6. CLEANING UP LITTER
1.9 billion tons of litter ends up in our oceans every year, while around 52 billion pieces of litter clutter up the rest of our lands, and 11.5 billion dollars are spent every year to help clean up that litter. Think about how much of that 11.5 billion dollars we could save if we not only stopped littering and started disposing our trash properly but if we got out there and helped pick up that trash ourselves! This litter is contaminating our water and soil, killing animals, and costing money. Get involved in your local communities and start helping! We have the Surfrider Foundation here in Kauai, which we just volunteered with for the first time this past weekend to help clean up the beaches and it felt great. If every person picked up just one piece of litter today, there would be over 300 million fewer pieces of litter!
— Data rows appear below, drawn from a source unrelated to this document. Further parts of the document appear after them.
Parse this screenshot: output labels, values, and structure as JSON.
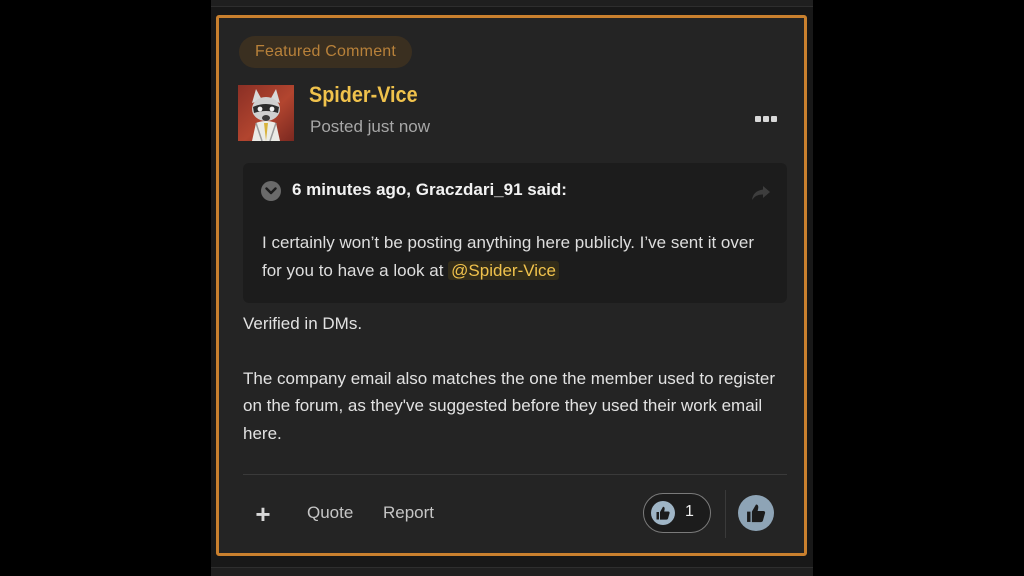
{
  "post": {
    "badge": "Featured Comment",
    "author": "Spider-Vice",
    "posted": "Posted just now",
    "quote": {
      "attribution": "6 minutes ago, Graczdari_91 said:",
      "text": "I certainly won’t be posting anything here publicly. I’ve sent it over for you to have a look at ",
      "mention": "@Spider-Vice"
    },
    "body": [
      "Verified in DMs.",
      "The company email also matches the one the member used to register on the forum, as they've suggested before they used their work email here."
    ]
  },
  "footer": {
    "add_label": "+",
    "quote_label": "Quote",
    "report_label": "Report",
    "like_count": "1"
  },
  "icons": {
    "more": "more-options-icon",
    "collapse": "chevron-down-icon",
    "share": "share-icon",
    "like": "thumbs-up-icon"
  },
  "colors": {
    "accent_border": "#c9802e",
    "author_name": "#f0c24c",
    "mention": "#f0c24c",
    "reaction": "#8ea4b6"
  }
}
My husband and I love watching documentaries and learning as much as we can about issues we are passionate about, like the environment and ways to protect the planet. Not only have the documentaries we watched help educate us but they’ve inspired us to learn more and to start making a difference in this world. These documentaries have also helped open our eyes to the changes in the environment directly around us. It’s scary when you start to see these changes happening where you live, it becomes more real and makes you realize we have to do something about it now!
I want to share with you my 5 favorite environmental documentaries, in case you want to learn a little more about the issues I spoke about above. I highly recommend taking some time and watching them, I listed the documentaries below with the videos for you to watch. If I couldn’t inspire you to start making a difference, these documentaries definitely can!
1. RACING EXTINCTION
Oscar®-winner Louie Psihoyos (The Cove) assembles a team of artists and activists intent on showing the world never-before-seen images that expose issues of endangered species and mass extinction.
2. BEFORE THE FLOOD
Academy Award winning filmmaker Fisher Stevens and Academy Award winning actor, environmental activist, and U.N. Messenger of Peace Leonardo DiCaprio take a look at how climate change affects our environment and what society can do to prevent the demise of endangered species, ecosystems and native communities across the planet.
This groundbreaking feature-length environmental documentary follows intrepid filmmaker Kip Andersen as he uncovers the most destructive industry facing the planet today, animal agriculture – and investigates why the world’s leading environmental organizations are too afraid to talk about it.
4. CHASING ICE
Chasing Ice is the story of acclaimed environmental photographer James Balog’s mission to change the tide of history by gathering undeniable evidence of our changing planet. Within months of that first trip to Iceland, the photographer conceived the boldest expedition of his life: The Extreme Ice Survey. With a band of young adventurers in tow, Balog began deploying revolutionary time-lapse cameras across the brutal Arctic to capture a multi-year record of the world’s changing glaciers and the affects on our environment.
5. PLASTIC PARADISE: THE GREAT PACIFIC GARBAGE PATCH
Angela Sun’s journey of discovery to one of the most remote places on Earth, Midway Atoll, to uncover the truth behind the mystery of the Great Pacific Garbage Patch. Along the way she encounters scientists, industry, legislators and activists who shed light on what our society’s vast consumption of disposable plastic is doing to our oceans, and what it may be doing to our health.